Nick Clegg’s idea for a state-run bank to lend to small enterprises is a step in the right direction, but as usual, the details are missing. At the moment, it sounds like another version of the loan guarantee plans which have already failed to get money flowing. Unlike Germany, Britain does not have a strong Mittelstand, and lending alone will not build one. The government should fund a British investment bank to attract private capital for major infrastructure projects. This would provide an immediate boost to the economy, and at the same time tackle some persistent failures in capital markets. Showing the government is willing to invest in the right project would lift business expectations, and the contracts from large projects would flow down to small and medium-sized enterprises. A bank that invests for the long term could also counter the chronic short-termism of financial markets.

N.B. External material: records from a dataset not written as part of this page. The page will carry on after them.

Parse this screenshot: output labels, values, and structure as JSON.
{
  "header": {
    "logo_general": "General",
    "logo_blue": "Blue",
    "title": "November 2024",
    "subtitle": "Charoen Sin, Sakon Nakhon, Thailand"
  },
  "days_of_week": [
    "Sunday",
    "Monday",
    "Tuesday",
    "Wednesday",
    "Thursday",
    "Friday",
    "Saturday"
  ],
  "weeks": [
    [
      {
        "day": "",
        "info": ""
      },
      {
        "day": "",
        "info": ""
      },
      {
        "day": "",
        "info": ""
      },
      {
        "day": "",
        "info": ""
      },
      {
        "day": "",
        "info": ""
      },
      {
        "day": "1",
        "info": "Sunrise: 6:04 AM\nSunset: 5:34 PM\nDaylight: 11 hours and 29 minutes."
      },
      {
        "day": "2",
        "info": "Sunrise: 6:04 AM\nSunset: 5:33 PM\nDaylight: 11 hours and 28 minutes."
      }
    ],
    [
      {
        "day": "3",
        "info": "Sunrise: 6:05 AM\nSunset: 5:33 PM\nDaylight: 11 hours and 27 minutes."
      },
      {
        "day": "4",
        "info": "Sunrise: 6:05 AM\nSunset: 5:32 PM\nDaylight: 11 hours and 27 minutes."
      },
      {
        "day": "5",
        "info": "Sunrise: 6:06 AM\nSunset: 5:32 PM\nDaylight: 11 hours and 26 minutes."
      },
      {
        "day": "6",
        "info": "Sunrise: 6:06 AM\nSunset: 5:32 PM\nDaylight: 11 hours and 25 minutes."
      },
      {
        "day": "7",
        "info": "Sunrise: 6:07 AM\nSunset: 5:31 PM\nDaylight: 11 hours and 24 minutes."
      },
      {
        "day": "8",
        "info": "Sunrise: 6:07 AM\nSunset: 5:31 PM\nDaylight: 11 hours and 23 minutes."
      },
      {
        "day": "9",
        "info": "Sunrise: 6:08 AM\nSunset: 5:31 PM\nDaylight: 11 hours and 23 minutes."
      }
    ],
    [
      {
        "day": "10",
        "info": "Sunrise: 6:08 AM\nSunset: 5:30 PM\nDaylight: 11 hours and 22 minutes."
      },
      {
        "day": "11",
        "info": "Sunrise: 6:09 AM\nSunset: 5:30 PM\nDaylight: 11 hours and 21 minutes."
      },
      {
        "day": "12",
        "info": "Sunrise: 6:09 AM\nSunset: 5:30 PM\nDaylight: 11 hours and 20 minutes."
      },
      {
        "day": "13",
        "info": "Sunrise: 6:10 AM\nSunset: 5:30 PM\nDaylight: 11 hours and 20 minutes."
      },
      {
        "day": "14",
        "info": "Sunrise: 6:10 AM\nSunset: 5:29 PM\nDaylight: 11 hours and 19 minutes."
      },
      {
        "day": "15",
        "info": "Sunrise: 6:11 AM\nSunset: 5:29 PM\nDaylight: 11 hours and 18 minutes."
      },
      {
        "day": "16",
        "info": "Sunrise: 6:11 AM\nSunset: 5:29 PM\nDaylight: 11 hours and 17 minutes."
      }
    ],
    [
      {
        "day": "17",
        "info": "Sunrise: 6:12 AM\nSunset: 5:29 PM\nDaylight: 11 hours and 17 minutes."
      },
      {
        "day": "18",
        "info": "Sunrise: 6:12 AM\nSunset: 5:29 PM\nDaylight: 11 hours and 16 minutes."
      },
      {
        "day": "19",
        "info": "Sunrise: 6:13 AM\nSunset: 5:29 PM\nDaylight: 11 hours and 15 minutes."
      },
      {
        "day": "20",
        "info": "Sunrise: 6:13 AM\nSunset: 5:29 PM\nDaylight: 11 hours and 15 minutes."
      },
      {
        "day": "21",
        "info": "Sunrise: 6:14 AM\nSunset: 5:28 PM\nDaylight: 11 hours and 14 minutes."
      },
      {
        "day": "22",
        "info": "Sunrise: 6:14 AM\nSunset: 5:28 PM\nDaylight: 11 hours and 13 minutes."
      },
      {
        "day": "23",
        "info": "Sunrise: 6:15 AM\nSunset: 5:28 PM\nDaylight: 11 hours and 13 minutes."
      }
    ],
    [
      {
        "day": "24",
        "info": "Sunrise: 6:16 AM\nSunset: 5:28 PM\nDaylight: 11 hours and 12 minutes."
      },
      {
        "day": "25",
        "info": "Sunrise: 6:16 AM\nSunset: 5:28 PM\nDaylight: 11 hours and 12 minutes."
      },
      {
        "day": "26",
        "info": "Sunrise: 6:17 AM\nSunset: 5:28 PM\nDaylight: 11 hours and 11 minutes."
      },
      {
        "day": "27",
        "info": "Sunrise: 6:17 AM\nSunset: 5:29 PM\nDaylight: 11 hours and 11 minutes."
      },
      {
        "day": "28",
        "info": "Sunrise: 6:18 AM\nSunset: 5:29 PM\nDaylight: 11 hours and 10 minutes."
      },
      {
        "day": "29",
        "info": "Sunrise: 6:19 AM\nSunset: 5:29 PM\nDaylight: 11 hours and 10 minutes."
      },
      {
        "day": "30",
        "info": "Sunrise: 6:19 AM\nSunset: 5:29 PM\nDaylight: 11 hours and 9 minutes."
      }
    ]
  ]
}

Lord Skidelsky is professor of political economy at Warwick University.
A state-run investment bank would give the government the power to spend taxpayers’ money on projects that no investor would touch. Supporters say that the private sector is too risk-averse, but private lenders have every incentive to invest in profitable projects. Entrepreneurs who successfully buck the trend are the ones who make it big. But some projects are so unconvincing that even the most risk-taking investors won’t touch them. Four out of five start-ups end in failure – if the private sector can’t get it right, how will the government? Inevitably, a state-run bank would be used to bail out politically sensitive projects, as was Leyland Motors in the 1970s, at a cost of £12bn to the taxpayer (inflation adjusted). Taxpayers’ money should not be treated more recklessly than private investors’ money just because it’s easier to spend.
Sam Bowman is Policy Director at the Adam Smith Institute.